There’s no kind way to put it: Ukrainian cuisine has an image problem. Whilst those of us in Warsaw are now used to Polish food being presented with finesse and a flourish, the cuisine of our eastern neighbors remains treated with suspicion: “just peasant food, ’innit?” Well, it doesn’t have to be, and at Kanapa it most certainly isn’t. Casting a new light on this unexplored kitchen is this special new entry on the local gastro landscape.
Swish and fancy, this pristine detached villa was completed in 1933 and designed by architect Feliks Siedlanowski to serve as a family home for himself and his Ukrainian wife Ina. In the decades after it was assigned to the Syrian ambassador as his swanky private residence, a function it held till 2015.
That air of grandeur survives to this day; noted for its sweeping spiral staircase and theatrical chandelier, the reception hall alone causes you to pause.

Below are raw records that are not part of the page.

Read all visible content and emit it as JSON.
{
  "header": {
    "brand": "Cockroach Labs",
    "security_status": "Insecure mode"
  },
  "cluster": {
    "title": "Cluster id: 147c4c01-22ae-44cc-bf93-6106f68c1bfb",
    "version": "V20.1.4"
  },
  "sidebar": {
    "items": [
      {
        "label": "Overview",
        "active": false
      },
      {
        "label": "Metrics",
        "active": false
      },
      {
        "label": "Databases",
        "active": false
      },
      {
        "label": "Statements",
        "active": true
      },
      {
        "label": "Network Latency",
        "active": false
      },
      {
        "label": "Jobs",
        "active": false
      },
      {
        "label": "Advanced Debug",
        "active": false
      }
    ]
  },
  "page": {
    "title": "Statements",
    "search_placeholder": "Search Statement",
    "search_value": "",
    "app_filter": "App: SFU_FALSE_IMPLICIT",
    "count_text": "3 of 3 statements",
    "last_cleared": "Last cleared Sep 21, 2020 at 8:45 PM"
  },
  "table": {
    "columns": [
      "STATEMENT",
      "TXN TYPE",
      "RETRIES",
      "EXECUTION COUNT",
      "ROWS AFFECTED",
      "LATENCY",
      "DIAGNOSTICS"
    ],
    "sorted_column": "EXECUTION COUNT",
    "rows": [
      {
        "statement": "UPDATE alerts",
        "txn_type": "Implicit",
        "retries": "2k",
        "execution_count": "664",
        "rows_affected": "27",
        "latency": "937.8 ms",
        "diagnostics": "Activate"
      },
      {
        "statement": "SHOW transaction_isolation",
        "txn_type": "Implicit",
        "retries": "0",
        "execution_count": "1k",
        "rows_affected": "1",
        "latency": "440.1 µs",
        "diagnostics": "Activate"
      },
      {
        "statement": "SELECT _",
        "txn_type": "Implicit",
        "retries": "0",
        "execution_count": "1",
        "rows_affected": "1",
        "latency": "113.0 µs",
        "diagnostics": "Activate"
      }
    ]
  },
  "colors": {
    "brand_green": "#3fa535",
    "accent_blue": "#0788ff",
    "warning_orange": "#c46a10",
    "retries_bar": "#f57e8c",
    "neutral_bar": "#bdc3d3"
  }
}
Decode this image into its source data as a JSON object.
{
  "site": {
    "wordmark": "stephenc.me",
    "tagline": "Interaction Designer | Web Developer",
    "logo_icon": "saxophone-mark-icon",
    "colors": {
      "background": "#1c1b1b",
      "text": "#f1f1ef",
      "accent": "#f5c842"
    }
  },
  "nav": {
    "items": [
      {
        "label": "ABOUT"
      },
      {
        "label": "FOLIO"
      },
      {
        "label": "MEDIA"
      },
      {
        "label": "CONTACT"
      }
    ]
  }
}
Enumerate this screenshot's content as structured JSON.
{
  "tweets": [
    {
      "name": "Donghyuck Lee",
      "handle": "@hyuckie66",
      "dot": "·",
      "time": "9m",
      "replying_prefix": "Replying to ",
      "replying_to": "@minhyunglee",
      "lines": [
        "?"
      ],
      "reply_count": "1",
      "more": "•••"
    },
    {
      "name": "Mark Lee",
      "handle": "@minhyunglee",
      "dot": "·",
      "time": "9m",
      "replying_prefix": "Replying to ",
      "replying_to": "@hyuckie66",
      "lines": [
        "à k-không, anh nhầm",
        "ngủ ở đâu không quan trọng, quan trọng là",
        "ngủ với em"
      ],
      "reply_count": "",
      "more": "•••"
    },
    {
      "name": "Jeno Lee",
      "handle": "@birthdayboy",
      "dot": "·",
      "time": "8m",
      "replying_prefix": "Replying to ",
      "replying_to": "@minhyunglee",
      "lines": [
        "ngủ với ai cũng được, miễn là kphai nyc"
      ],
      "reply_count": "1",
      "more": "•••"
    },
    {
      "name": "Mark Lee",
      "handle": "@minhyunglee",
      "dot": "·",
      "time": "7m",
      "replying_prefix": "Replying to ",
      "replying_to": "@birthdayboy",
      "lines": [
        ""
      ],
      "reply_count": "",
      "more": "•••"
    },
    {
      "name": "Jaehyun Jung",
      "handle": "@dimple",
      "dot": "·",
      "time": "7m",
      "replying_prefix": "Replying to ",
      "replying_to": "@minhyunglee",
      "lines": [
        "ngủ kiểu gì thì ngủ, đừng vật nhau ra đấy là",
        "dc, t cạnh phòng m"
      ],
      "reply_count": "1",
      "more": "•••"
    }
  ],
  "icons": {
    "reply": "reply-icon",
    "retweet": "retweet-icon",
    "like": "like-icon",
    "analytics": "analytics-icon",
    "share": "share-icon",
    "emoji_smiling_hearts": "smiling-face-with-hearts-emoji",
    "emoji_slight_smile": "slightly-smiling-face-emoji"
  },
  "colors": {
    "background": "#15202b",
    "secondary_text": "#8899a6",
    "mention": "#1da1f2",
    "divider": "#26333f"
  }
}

Thereafter, you’re best asking for a tour – spaced over three floors, it’s a thoughtful essay in understated elegance: antique and classy, yet with enough eclectic touches to that add that little sense of home.
You can tell a lot about a place from the bread they choose to offer. At Kanapa, though, it’s not just the bread they get right, but the butter as well – presented in the form of a candle, with the wick subsequently lit, the buttery wax-like ooze is scooped on the bread then promptly devoured. It’s not just novel, but tasty as well.
By this point, you’ve probably realized this isn’t going to be a place of grey gloop and humble flavors, and so it proves. Little blobs of pike caviar, fried dill, carp mousse and oyster cream arrive on a delicate, crispy fish skin; balanced and refined, these are tastes that reflect the cunning of the chef. Then, a Jerusalem artichoke filled with dried tomatoes and smoked sour cream; almost like a croquette, it melts inside the mouth with a reassuring tang.
Original in every respect, this is cooking that feels adventurous in style yet traditional in its taste: full of warming goodness, there’s an intelligence to the combinations that’s a credit to the kitchen.
We’d Return For…
The borsch. A meal in itself, find it presented inside a huge, hollowed out cabbage. Incorporating cooked beetroot, stewed pears and plums, chunks of meat and a wallop of sour cream, it’s vigorous, whole-hearted and blood red to look at.
A complex expression of the Ukrainian soul, these are rich, raucous flavors that spread around the body to leave an inner glow. You could pair it with a Ukrainian wine, but you’d be better off asking for a shot of the house firewater: mixing vodka with lemon, honey, horseradish and garlic, it’s a potent little drop that leaves you feeling like the Incredible Hulk. Rargh!
We’d Die For…
Served inside a customized can, the chicken / duck / carrot pate has a velvet smoothness and huge hit of flavor. If you don’t have it here, then at least order it to go.
If Ukrainian fine dining sounds like an anomaly then rest assured it isn’t. Perfectly put together, Kanapa seems to work on every conceivable level – and yes, that includes price. With mains averaging out at zł. 75 and the tasting menu available for zł. 149, it’s one of genuinely great deals you’ll find in this town.
ul. Narbutta 10, facebook
(Words & Photos: AW)